"The costumes were pretty simple on the whole, very straightforward,” he said – a pretty modest thing to say while flicking through sketches for some of the most famous movie costumes ever created.



Did anyone realise Star Wars was going to be a hit?



Star Wars reaches London's West End

Did anyone realise they were working on a genre classic?

Les Dilley told the documentary: "I don't think we really understood it. I remember a couple of people on the crew said 'Well, what is it? A load of rubbish.'"

Gary Kurtz said: "I think most of the crew thought it was a silly film.
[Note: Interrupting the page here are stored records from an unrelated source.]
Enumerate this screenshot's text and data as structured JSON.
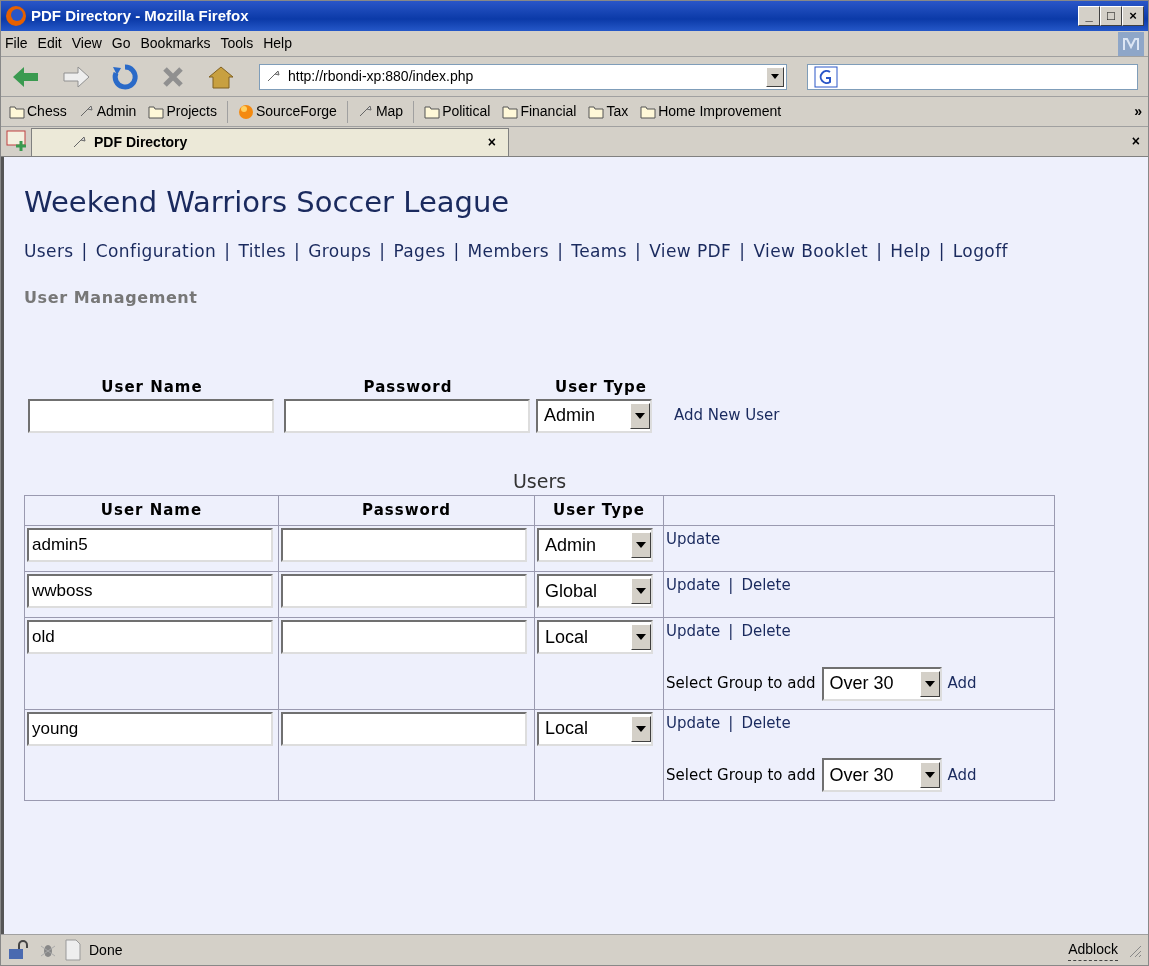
{
  "window": {
    "title": "PDF Directory - Mozilla Firefox",
    "controls": [
      "_",
      "□",
      "×"
    ]
  },
  "menu": [
    "File",
    "Edit",
    "View",
    "Go",
    "Bookmarks",
    "Tools",
    "Help"
  ],
  "toolbar": {
    "url": "http://rbondi-xp:880/index.php"
  },
  "bookmarks": [
    {
      "label": "Chess",
      "kind": "folder"
    },
    {
      "label": "Admin",
      "kind": "link"
    },
    {
      "label": "Projects",
      "kind": "folder"
    },
    {
      "label": "SourceForge",
      "kind": "sphere"
    },
    {
      "label": "Map",
      "kind": "link"
    },
    {
      "label": "Political",
      "kind": "folder"
    },
    {
      "label": "Financial",
      "kind": "folder"
    },
    {
      "label": "Tax",
      "kind": "folder"
    },
    {
      "label": "Home Improvement",
      "kind": "folder"
    }
  ],
  "bookmarks_more": "»",
  "tabs": [
    {
      "label": "PDF Directory",
      "selected": true,
      "close": "×"
    }
  ],
  "tabbar_close": "×",
  "page": {
    "heading": "Weekend Warriors Soccer League",
    "separator": "|",
    "nav": [
      "Users",
      "Configuration",
      "Titles",
      "Groups",
      "Pages",
      "Members",
      "Teams",
      "View PDF",
      "View Booklet",
      "Help",
      "Logoff"
    ],
    "section_title": "User Management",
    "new_user": {
      "columns": [
        "User Name",
        "Password",
        "User Type"
      ],
      "user_type": "Admin",
      "add_link": "Add New User"
    },
    "users_table": {
      "caption": "Users",
      "columns": [
        "User Name",
        "Password",
        "User Type"
      ],
      "rows": [
        {
          "user_name": "admin5",
          "user_type": "Admin",
          "actions": [
            "Update"
          ]
        },
        {
          "user_name": "wwboss",
          "user_type": "Global",
          "actions": [
            "Update",
            "Delete"
          ]
        },
        {
          "user_name": "old",
          "user_type": "Local",
          "actions": [
            "Update",
            "Delete"
          ],
          "group_select": {
            "label": "Select Group to add",
            "value": "Over 30",
            "add": "Add"
          }
        },
        {
          "user_name": "young",
          "user_type": "Local",
          "actions": [
            "Update",
            "Delete"
          ],
          "group_select": {
            "label": "Select Group to add",
            "value": "Over 30",
            "add": "Add"
          }
        }
      ]
    }
  },
  "status_bar": {
    "text": "Done",
    "adblock": "Adblock"
  }
}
They didn't get to read the whole script and so there were some humorous scenes in it and several of the crew said they thought it was more like a Carry On film than a serious science fiction film."

Peter Beale recalled there was “a certain scepticism” about the enterprise, but also told how he started to cotton onto something.
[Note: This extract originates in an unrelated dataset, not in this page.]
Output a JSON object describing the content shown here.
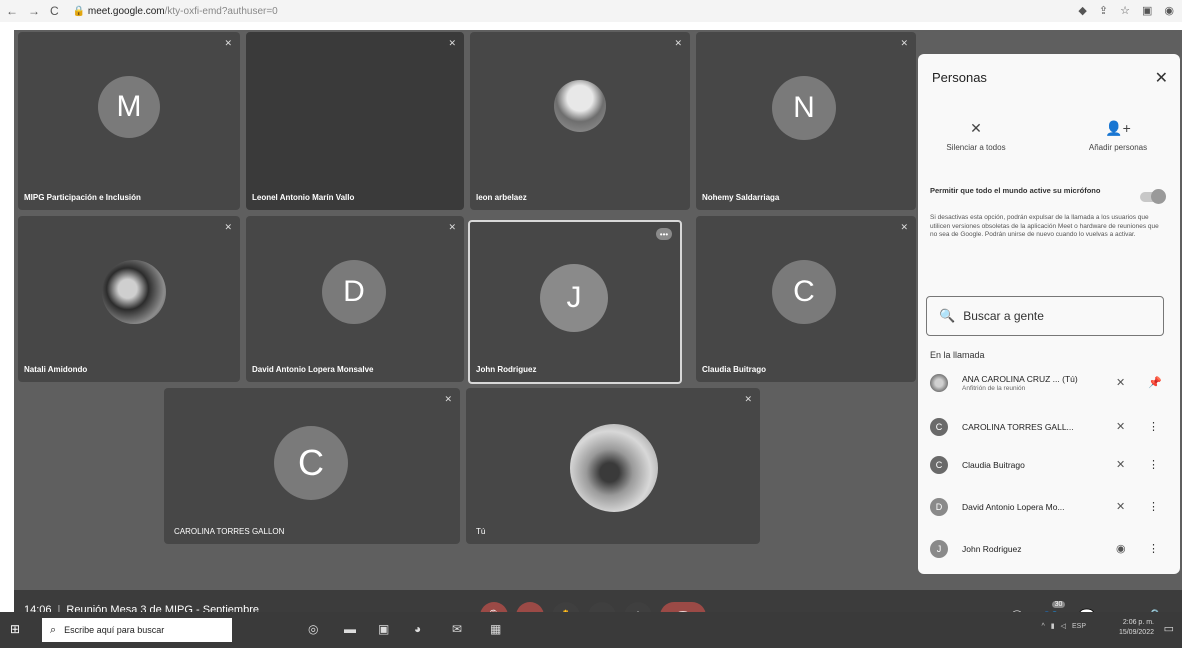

"I got to the set late one day and noticed there were some children on the set… I think they were one of the grips' children. And I watched them and they were looking at R2-D2 absolutely fascinated. They were scared of the wookiee, they kept a bit back, but C-3PO they were looking at and I thought 'This is interesting'. And a couple of days later there were more children and the crew started bringing two or three children at a time and I started to think, well, if the children are relating at this level, maybe we have something," he said.

The programme went on to show us just how much children – and everyone else – loved the movie. The film opened in the West End of London on December 27 1977, to huge queues, and within a month, 600,000 people had seen it. 

We were treated to contemporary footage of the excited fans – as well as to a contribution from the obligatory party pooper. The critic and director Gavin Millar was seen complaining: “The fact that the adult population of America is still queuing devotedly for this amusing children's film, with its easy answers to real problems, is not the best news of the year." 




The Galaxy That Britain Built: conclusion


Roger Christian shows David Whiteley an
 original lightsaber in The Galaxy That Britain Built



The Galaxy That Britain Built devoted around three-quarters of its running time to Star Wars. After that, there was some contemporary footage of The Empire Strikes Back in production, before the story was brought nearly up to date with anecdotes about Rogue One

You could tell that the documentary was made by enthusiasts. David Whiteley presented it with a fan’s reverence, and he was clearly awed to be looking at the original costume designs or laying eyes on an original lightsaber. His interviewees generally came across as charming gents, who in some cases couldn’t quite believe that they’d been involved in creating a phenomenon.

The whole thing was a reminder that Star Wars was filmed by two talented teams. One was in California, breaking new ground in miniature and optical effects. The other was north of London, cannibalising everyday objects to create props, sets and radio-controlled robots.

Robert Watts summed it up, patriotically. "I'm so proud that our country was able to deliver that,” he said. “Over in the US, they delivered a new form of special effects, so it was an Anglo-American co-production and both sides contributed equally to this wonderful thing that became the Star Wars saga."

The Galaxy That Britain Built is available, at the time of writing, on the BBC iPlayer, where you can watch it if you’re a British TV licence payer (or a foreign viewer who knows how to fool the iPlayer). 

There’s a 30-minute and a 60-minute version, so go for the hour-long, obviously. That version will remain available for another couple of weeks.

At least one YouTuber has also uploaded it, though it remains to be seen how long it'll remain available.


2 comments:

Dec Cart said...

It was great hearing first-hand anecdotes I'd never heard before. Offering a documentary on such well-trodden ground but with a fresh angle isn't easy.

I recommend it too.

John White said...

I loved the programme. Especially when John Mollo was leafing through his sketchbooks!

I remember that Kenny Baker also said that people in the crew were wondering "What's it all about? I dunno. Seems like a load of rubbish."